■ Exercise instructions ■
Among the entries, how many lines hold the word "icon"? Respond with that number only.

■ Information shown ■
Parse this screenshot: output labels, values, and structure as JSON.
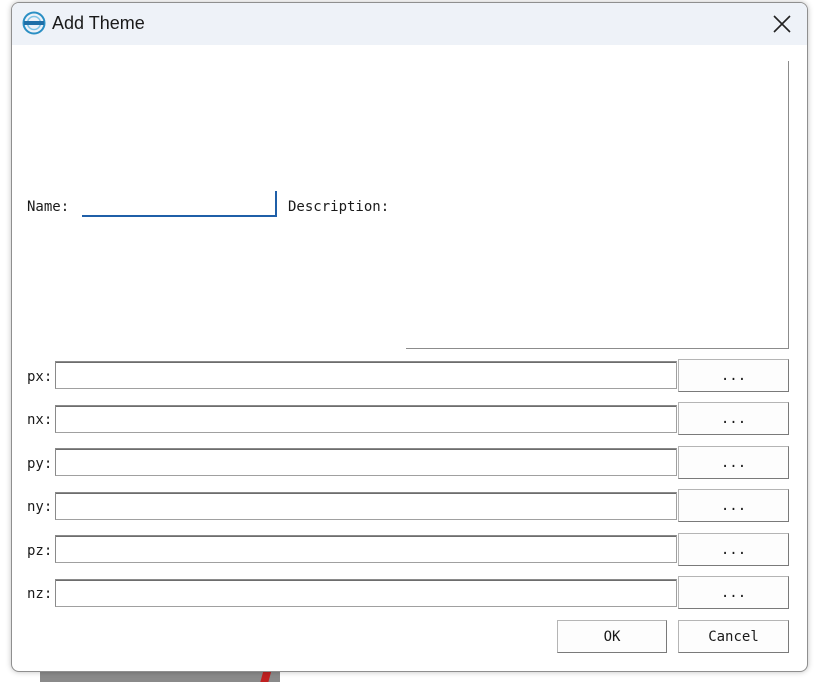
{
  "window": {
    "title": "Add Theme",
    "icon": "lidar-app-icon",
    "close_icon": "close-icon"
  },
  "form": {
    "name_label": "Name:",
    "name_value": "",
    "description_label": "Description:",
    "description_value": ""
  },
  "rows": [
    {
      "label": "px:",
      "value": "",
      "button": "..."
    },
    {
      "label": "nx:",
      "value": "",
      "button": "..."
    },
    {
      "label": "py:",
      "value": "",
      "button": "..."
    },
    {
      "label": "ny:",
      "value": "",
      "button": "..."
    },
    {
      "label": "pz:",
      "value": "",
      "button": "..."
    },
    {
      "label": "nz:",
      "value": "",
      "button": "..."
    }
  ],
  "buttons": {
    "ok": "OK",
    "cancel": "Cancel"
  },
  "colors": {
    "accent": "#1f5fa8",
    "titlebar": "#eef2f8"
  }
}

■ Response to the task ■
2